Let me offer an analogy. Think back to Google’s strong position in search when the desktop browser was the dominant interface to the internet. Yes, there were the so-called “browser wars,” with different companies seeking quantitative advantage (measured by the number of users), but these were in retrospect border skirmishes at most. Then along came the iPhone — and the competitive environment for search and advertising was at once qualitatively different. In this environment, the connection between individual and information became orders of magnitude more intimate. As the foremost consumer advertising platform, Google feared it would lose direct access to individuals. Google saw this as a mortal threat.
The dynamics faced by publishers are in some ways analogous. Workflow tools position their platform owners far earlier in the research process than traditional publishers, with attendant risks to article supply and author relationships.
With the SSRN and Digital Commons preprint services that Elsevier has been purchasing, there is ample potential for connections with article submission and review. Here, we have seen some responses from smaller publishers, such as AGU in partnership with Wiley and a group of chemistry societies in partnership with Digital Science’s figshare. There are major advantages to those that can gain control over this stage of the workflow. Preprints are definitely an earlier stage in the dissemination workflow than final publication, but they are comparatively late in the research workflow.
Workflow tools position their platform owners far earlier in the research process than traditional publishers, with attendant risks to article supply and author relationships.

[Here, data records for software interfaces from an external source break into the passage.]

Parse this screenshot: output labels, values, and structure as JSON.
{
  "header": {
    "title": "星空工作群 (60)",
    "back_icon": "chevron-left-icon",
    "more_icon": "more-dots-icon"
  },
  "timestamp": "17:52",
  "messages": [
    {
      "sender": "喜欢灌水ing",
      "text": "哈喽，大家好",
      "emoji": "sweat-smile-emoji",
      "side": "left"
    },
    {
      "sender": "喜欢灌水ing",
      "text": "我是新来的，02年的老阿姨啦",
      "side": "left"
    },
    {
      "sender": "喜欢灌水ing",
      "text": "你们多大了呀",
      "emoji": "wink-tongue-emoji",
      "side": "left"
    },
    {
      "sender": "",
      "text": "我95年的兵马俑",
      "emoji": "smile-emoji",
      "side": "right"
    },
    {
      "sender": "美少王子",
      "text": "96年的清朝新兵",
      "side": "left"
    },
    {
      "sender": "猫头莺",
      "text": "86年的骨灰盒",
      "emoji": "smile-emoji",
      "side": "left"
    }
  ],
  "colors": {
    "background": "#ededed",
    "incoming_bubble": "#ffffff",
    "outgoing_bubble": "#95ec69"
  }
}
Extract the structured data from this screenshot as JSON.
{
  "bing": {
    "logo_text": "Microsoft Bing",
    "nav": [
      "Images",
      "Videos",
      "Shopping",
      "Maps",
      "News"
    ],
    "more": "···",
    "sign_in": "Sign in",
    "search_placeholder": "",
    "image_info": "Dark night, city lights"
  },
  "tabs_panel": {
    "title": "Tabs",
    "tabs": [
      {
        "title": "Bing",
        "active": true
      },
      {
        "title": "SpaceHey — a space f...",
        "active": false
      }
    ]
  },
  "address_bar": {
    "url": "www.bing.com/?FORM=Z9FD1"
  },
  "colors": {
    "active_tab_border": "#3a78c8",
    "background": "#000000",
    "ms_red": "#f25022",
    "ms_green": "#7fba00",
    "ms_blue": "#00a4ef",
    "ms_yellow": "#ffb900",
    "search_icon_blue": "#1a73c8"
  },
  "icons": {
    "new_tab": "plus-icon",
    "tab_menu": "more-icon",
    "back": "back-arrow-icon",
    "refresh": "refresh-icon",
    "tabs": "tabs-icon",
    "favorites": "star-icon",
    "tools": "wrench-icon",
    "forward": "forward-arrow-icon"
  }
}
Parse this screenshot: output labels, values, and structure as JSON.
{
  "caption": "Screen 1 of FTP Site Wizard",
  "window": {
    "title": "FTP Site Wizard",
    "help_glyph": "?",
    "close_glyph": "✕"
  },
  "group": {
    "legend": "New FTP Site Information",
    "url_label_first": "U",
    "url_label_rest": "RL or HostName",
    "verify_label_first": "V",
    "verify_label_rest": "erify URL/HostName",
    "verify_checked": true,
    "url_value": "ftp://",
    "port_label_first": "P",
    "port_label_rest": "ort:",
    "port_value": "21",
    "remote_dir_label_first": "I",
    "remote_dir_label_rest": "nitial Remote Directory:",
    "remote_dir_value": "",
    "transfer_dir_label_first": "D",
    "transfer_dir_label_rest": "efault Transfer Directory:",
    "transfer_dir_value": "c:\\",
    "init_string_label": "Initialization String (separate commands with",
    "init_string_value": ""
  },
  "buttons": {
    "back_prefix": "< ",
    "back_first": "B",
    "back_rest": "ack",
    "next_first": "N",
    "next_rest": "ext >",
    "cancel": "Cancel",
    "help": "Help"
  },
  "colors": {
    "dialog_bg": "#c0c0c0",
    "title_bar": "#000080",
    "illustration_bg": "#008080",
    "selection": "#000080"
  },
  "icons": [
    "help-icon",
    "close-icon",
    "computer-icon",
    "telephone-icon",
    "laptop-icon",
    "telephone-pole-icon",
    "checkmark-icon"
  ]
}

Earlier workflow tools are at the heart of the scientific research, funding, and research management processes. Workflow tools help researchers and their universities seek funding, provide assistance with data gathering and analysis, support laboratory management and collaboration, and so forth. These workflow tools are positioned far closer to researchers and authors than are journals or even preprints.
And this lays out at least one set of stakes for other publishers rather clearly. The prospect of losing direct access to researchers — and perhaps for many publishers even more pointedly, authors — is not trivial.
By pointing this out, I do not mean to suggest that any workflow providers intend to cut off content sourcing to publishers. I simply mean to suggest that it is a risk over time that others should bear in mind. This is the new competitive dynamic you face if you are a publisher not in the workflow game. And it is at this point that, regardless of what Digital Science may wish for itself, I am obligated to remind readers that Springer Nature’s outgoing CEO has very much wanted to recombine with Digital Science, perhaps exactly for this reason.
To stay competitive in the advertising business in the transition to mobile, Google had to ensure it retained direct reach to consumers. Its solution was to enter the smartphone market, acquiring and developing Android as a counterweight to the iPhone. While the iPhone remains significant in the US, in all major global markets Android has been an enormous success in its own right. But more importantly, from a strategic standpoint, is that Android has provided competition to the iPhone that prevents Apple from locking down its own platform quite as much as it might otherwise have been able to do.
While iPhone and Android may offer an appealing analogy, we cannot develop strategy by analogy. In my next post, I will examine some of the strategic options for those publishers large and small that are at risk of being left behind in this emerging environment.
This piece is adapted from a talk I gave this fall to IEEE and its Advisory Library Council. I am grateful to Michael Spada for inviting me to speak. I thank Angela Cochran, David Crotty, Joseph Esposito, Lisa Hinchliffe, and Bill Park, for discussions and suggestions that helped me develop and improve my line of reasoning here.